What is being asked >>
Exact copies of all the records are to be printed.

Data records for software interfaces:
· · · · · · ·
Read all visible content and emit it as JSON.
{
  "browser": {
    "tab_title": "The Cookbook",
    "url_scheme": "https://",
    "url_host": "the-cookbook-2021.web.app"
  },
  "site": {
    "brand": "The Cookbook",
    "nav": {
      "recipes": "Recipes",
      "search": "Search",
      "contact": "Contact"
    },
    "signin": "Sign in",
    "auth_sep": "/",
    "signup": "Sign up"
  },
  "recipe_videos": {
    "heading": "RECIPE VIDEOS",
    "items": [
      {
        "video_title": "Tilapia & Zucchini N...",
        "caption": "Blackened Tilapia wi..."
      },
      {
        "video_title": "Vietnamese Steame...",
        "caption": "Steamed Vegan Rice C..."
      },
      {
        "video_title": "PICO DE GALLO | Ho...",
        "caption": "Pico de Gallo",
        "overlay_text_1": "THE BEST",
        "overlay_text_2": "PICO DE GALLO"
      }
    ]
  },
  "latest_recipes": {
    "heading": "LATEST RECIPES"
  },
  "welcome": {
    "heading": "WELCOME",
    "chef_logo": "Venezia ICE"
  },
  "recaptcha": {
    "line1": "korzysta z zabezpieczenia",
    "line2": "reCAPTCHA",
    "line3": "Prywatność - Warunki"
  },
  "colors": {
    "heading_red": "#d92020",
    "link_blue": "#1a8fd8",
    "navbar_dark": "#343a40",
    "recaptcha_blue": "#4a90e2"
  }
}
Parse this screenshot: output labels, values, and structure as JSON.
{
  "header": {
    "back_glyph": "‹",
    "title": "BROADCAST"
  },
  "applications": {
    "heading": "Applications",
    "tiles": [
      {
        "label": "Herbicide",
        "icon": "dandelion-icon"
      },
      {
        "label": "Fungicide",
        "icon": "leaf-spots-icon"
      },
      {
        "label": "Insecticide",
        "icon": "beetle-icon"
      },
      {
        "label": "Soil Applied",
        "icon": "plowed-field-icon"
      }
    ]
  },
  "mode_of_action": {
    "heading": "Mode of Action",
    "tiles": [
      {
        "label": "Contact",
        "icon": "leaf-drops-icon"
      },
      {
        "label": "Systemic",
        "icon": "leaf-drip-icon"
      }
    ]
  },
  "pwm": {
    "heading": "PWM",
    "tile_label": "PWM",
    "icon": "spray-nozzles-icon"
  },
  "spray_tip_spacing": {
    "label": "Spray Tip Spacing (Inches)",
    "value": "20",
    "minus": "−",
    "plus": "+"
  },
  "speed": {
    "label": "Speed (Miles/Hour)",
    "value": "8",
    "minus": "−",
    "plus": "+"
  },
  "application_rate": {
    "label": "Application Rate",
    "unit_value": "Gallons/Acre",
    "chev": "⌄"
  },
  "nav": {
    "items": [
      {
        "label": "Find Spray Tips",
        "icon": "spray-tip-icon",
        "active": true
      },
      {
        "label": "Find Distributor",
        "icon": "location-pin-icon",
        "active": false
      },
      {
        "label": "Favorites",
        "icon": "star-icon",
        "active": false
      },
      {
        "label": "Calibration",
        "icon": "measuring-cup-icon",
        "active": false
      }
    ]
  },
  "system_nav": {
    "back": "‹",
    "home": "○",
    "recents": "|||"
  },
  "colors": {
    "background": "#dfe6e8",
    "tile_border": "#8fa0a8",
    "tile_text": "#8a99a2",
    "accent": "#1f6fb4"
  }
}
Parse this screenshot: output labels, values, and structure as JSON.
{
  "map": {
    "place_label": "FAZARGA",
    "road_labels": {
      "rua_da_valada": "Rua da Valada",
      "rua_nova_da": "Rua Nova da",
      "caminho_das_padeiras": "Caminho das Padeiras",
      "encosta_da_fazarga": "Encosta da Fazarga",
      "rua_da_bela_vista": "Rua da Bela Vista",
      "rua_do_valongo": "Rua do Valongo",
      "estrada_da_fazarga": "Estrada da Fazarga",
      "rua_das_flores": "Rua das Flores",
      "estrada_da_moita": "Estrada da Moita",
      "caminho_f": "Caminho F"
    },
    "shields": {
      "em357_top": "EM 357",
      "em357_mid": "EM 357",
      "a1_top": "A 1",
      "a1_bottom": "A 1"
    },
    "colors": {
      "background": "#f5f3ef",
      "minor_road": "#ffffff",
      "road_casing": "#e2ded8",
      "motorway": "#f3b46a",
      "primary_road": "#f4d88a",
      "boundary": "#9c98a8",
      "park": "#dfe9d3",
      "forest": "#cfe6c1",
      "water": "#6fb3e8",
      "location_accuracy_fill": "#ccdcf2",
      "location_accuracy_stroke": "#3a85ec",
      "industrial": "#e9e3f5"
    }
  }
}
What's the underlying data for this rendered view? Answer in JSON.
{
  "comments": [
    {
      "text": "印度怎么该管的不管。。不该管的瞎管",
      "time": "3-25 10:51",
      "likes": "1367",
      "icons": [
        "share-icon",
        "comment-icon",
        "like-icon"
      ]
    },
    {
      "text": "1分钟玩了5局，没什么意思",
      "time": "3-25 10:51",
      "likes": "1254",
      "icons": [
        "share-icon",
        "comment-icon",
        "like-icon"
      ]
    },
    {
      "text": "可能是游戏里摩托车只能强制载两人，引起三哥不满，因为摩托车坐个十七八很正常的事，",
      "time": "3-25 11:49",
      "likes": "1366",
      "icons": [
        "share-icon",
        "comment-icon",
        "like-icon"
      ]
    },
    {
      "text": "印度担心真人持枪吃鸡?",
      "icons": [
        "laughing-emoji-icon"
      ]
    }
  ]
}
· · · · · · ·
Solution to this exercise >>
Read all visible content and emit it as JSON.
{
  "browser": {
    "tab_title": "The Cookbook",
    "url_scheme": "https://",
    "url_host": "the-cookbook-2021.web.app"
  },
  "site": {
    "brand": "The Cookbook",
    "nav": {
      "recipes": "Recipes",
      "search": "Search",
      "contact": "Contact"
    },
    "signin": "Sign in",
    "auth_sep": "/",
    "signup": "Sign up"
  },
  "recipe_videos": {
    "heading": "RECIPE VIDEOS",
    "items": [
      {
        "video_title": "Tilapia & Zucchini N...",
        "caption": "Blackened Tilapia wi..."
      },
      {
        "video_title": "Vietnamese Steame...",
        "caption": "Steamed Vegan Rice C..."
      },
      {
        "video_title": "PICO DE GALLO | Ho...",
        "caption": "Pico de Gallo",
        "overlay_text_1": "THE BEST",
        "overlay_text_2": "PICO DE GALLO"
      }
    ]
  },
  "latest_recipes": {
    "heading": "LATEST RECIPES"
  },
  "welcome": {
    "heading": "WELCOME",
    "chef_logo": "Venezia ICE"
  },
  "recaptcha": {
    "line1": "korzysta z zabezpieczenia",
    "line2": "reCAPTCHA",
    "line3": "Prywatność - Warunki"
  },
  "colors": {
    "heading_red": "#d92020",
    "link_blue": "#1a8fd8",
    "navbar_dark": "#343a40",
    "recaptcha_blue": "#4a90e2"
  }
}
Parse this screenshot: output labels, values, and structure as JSON.
{
  "header": {
    "back_glyph": "‹",
    "title": "BROADCAST"
  },
  "applications": {
    "heading": "Applications",
    "tiles": [
      {
        "label": "Herbicide",
        "icon": "dandelion-icon"
      },
      {
        "label": "Fungicide",
        "icon": "leaf-spots-icon"
      },
      {
        "label": "Insecticide",
        "icon": "beetle-icon"
      },
      {
        "label": "Soil Applied",
        "icon": "plowed-field-icon"
      }
    ]
  },
  "mode_of_action": {
    "heading": "Mode of Action",
    "tiles": [
      {
        "label": "Contact",
        "icon": "leaf-drops-icon"
      },
      {
        "label": "Systemic",
        "icon": "leaf-drip-icon"
      }
    ]
  },
  "pwm": {
    "heading": "PWM",
    "tile_label": "PWM",
    "icon": "spray-nozzles-icon"
  },
  "spray_tip_spacing": {
    "label": "Spray Tip Spacing (Inches)",
    "value": "20",
    "minus": "−",
    "plus": "+"
  },
  "speed": {
    "label": "Speed (Miles/Hour)",
    "value": "8",
    "minus": "−",
    "plus": "+"
  },
  "application_rate": {
    "label": "Application Rate",
    "unit_value": "Gallons/Acre",
    "chev": "⌄"
  },
  "nav": {
    "items": [
      {
        "label": "Find Spray Tips",
        "icon": "spray-tip-icon",
        "active": true
      },
      {
        "label": "Find Distributor",
        "icon": "location-pin-icon",
        "active": false
      },
      {
        "label": "Favorites",
        "icon": "star-icon",
        "active": false
      },
      {
        "label": "Calibration",
        "icon": "measuring-cup-icon",
        "active": false
      }
    ]
  },
  "system_nav": {
    "back": "‹",
    "home": "○",
    "recents": "|||"
  },
  "colors": {
    "background": "#dfe6e8",
    "tile_border": "#8fa0a8",
    "tile_text": "#8a99a2",
    "accent": "#1f6fb4"
  }
}
Parse this screenshot: output labels, values, and structure as JSON.
{
  "map": {
    "place_label": "FAZARGA",
    "road_labels": {
      "rua_da_valada": "Rua da Valada",
      "rua_nova_da": "Rua Nova da",
      "caminho_das_padeiras": "Caminho das Padeiras",
      "encosta_da_fazarga": "Encosta da Fazarga",
      "rua_da_bela_vista": "Rua da Bela Vista",
      "rua_do_valongo": "Rua do Valongo",
      "estrada_da_fazarga": "Estrada da Fazarga",
      "rua_das_flores": "Rua das Flores",
      "estrada_da_moita": "Estrada da Moita",
      "caminho_f": "Caminho F"
    },
    "shields": {
      "em357_top": "EM 357",
      "em357_mid": "EM 357",
      "a1_top": "A 1",
      "a1_bottom": "A 1"
    },
    "colors": {
      "background": "#f5f3ef",
      "minor_road": "#ffffff",
      "road_casing": "#e2ded8",
      "motorway": "#f3b46a",
      "primary_road": "#f4d88a",
      "boundary": "#9c98a8",
      "park": "#dfe9d3",
      "forest": "#cfe6c1",
      "water": "#6fb3e8",
      "location_accuracy_fill": "#ccdcf2",
      "location_accuracy_stroke": "#3a85ec",
      "industrial": "#e9e3f5"
    }
  }
}
What's the underlying data for this rendered view? Answer in JSON.
{
  "comments": [
    {
      "text": "印度怎么该管的不管。。不该管的瞎管",
      "time": "3-25 10:51",
      "likes": "1367",
      "icons": [
        "share-icon",
        "comment-icon",
        "like-icon"
      ]
    },
    {
      "text": "1分钟玩了5局，没什么意思",
      "time": "3-25 10:51",
      "likes": "1254",
      "icons": [
        "share-icon",
        "comment-icon",
        "like-icon"
      ]
    },
    {
      "text": "可能是游戏里摩托车只能强制载两人，引起三哥不满，因为摩托车坐个十七八很正常的事，",
      "time": "3-25 11:49",
      "likes": "1366",
      "icons": [
        "share-icon",
        "comment-icon",
        "like-icon"
      ]
    },
    {
      "text": "印度担心真人持枪吃鸡?",
      "icons": [
        "laughing-emoji-icon"
      ]
    }
  ]
}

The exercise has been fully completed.